[Interface dataset entries]
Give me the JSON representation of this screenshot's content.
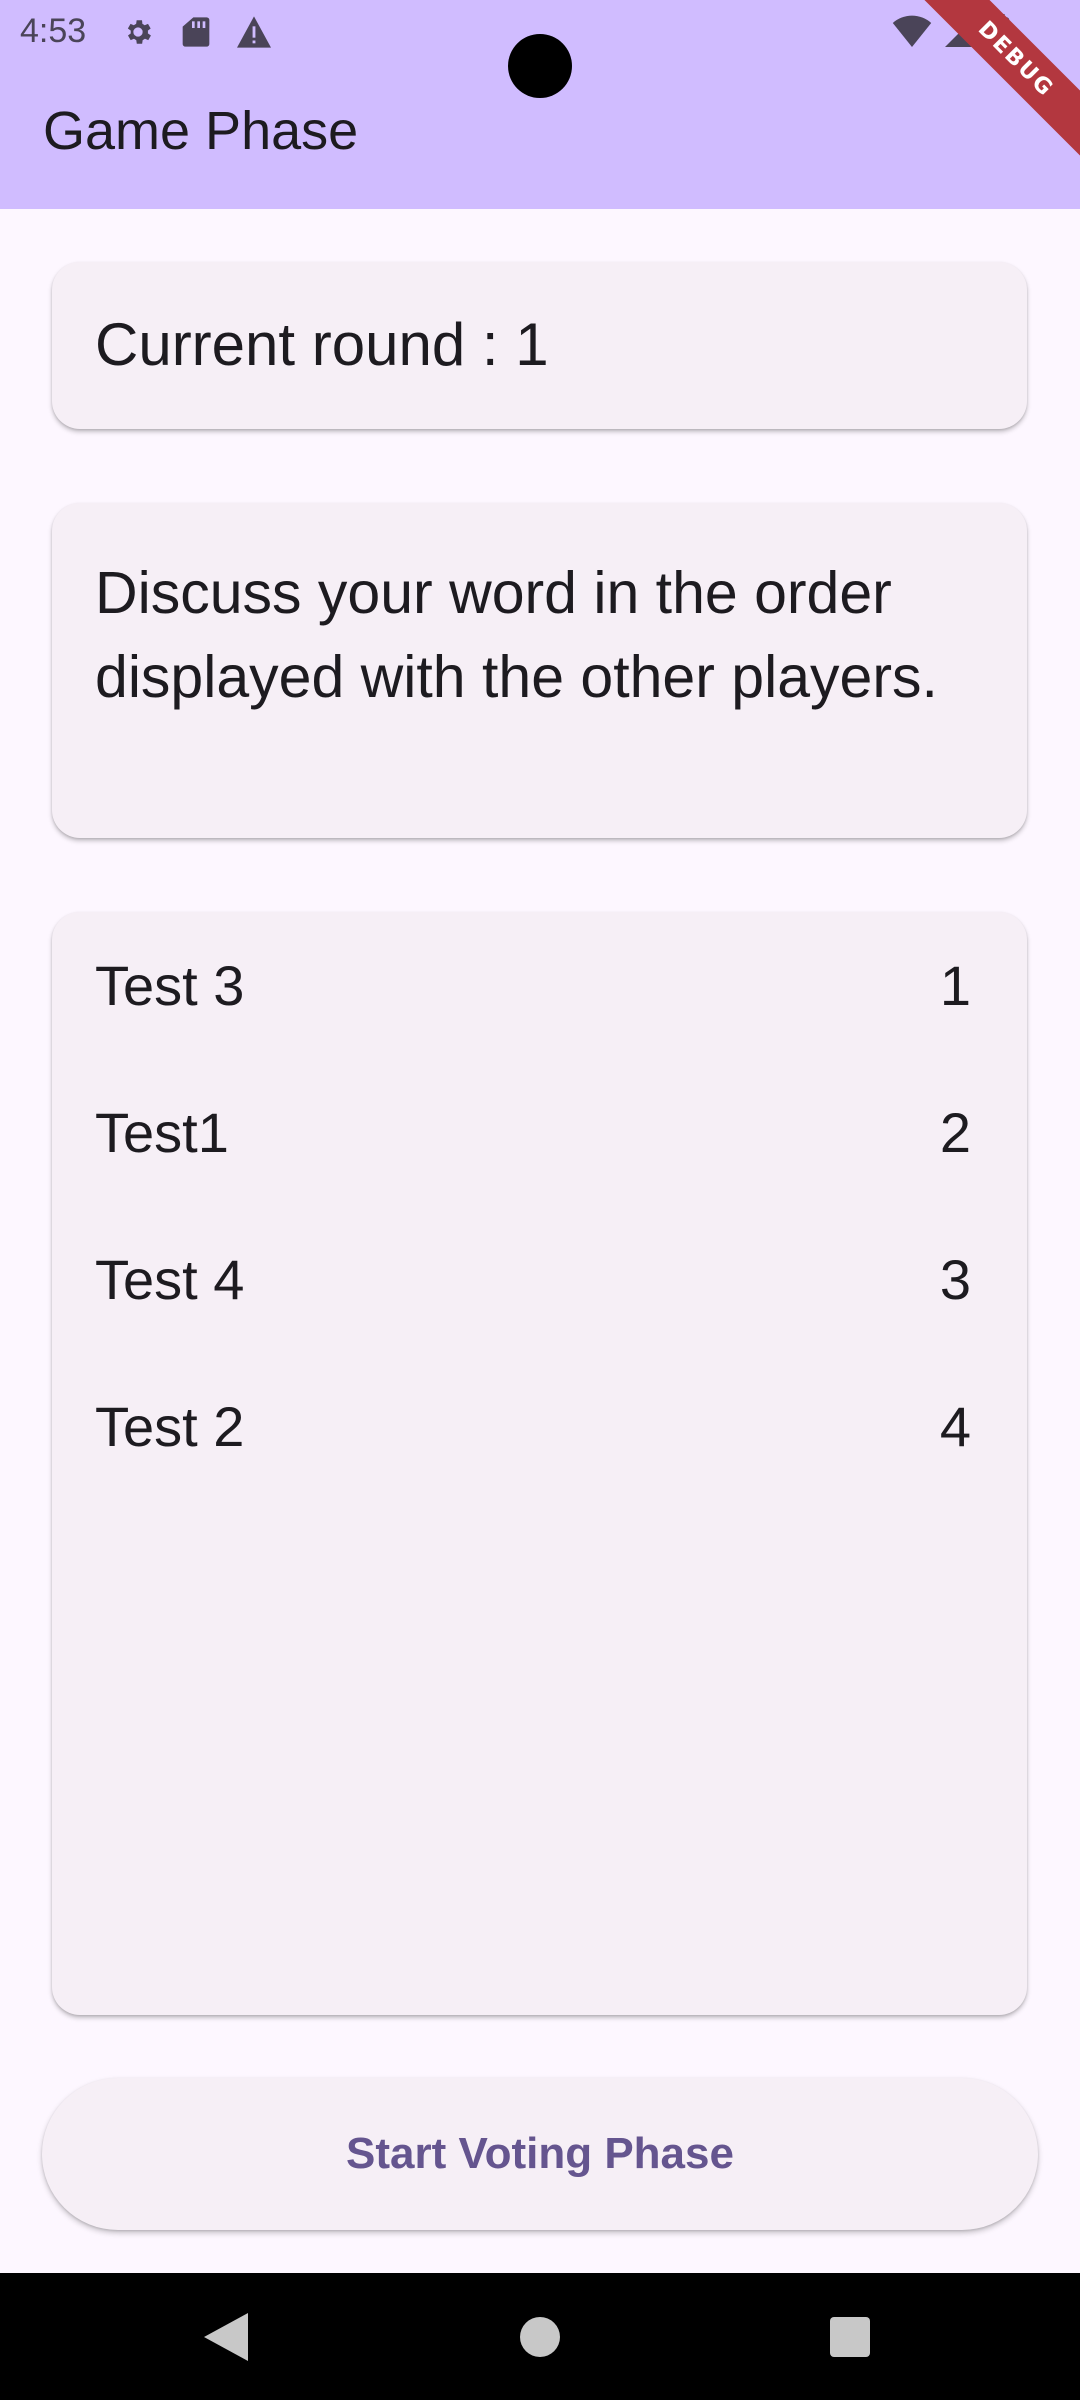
{
  "status_bar": {
    "time": "4:53",
    "left_icons": [
      "gear-icon",
      "sd-card-icon",
      "warning-icon"
    ],
    "right_icons": [
      "wifi-icon",
      "cell-signal-icon",
      "battery-icon"
    ]
  },
  "debug_banner": "DEBUG",
  "app_bar": {
    "title": "Game Phase"
  },
  "round": {
    "text": "Current round : 1"
  },
  "instructions": {
    "text": "Discuss your word in the order displayed with the other players."
  },
  "players": [
    {
      "name": "Test 3",
      "order": "1"
    },
    {
      "name": "Test1",
      "order": "2"
    },
    {
      "name": "Test 4",
      "order": "3"
    },
    {
      "name": "Test 2",
      "order": "4"
    }
  ],
  "action_button": {
    "label": "Start Voting Phase"
  },
  "nav_bar": {
    "icons": [
      "back-icon",
      "home-icon",
      "recents-icon"
    ]
  },
  "colors": {
    "app_bar": "#d0bcff",
    "background": "#fdf7ff",
    "card": "#f6eff6",
    "button_text": "#65558f",
    "debug_ribbon": "#b3373f"
  }
}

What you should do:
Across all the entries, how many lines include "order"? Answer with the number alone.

Task output:
5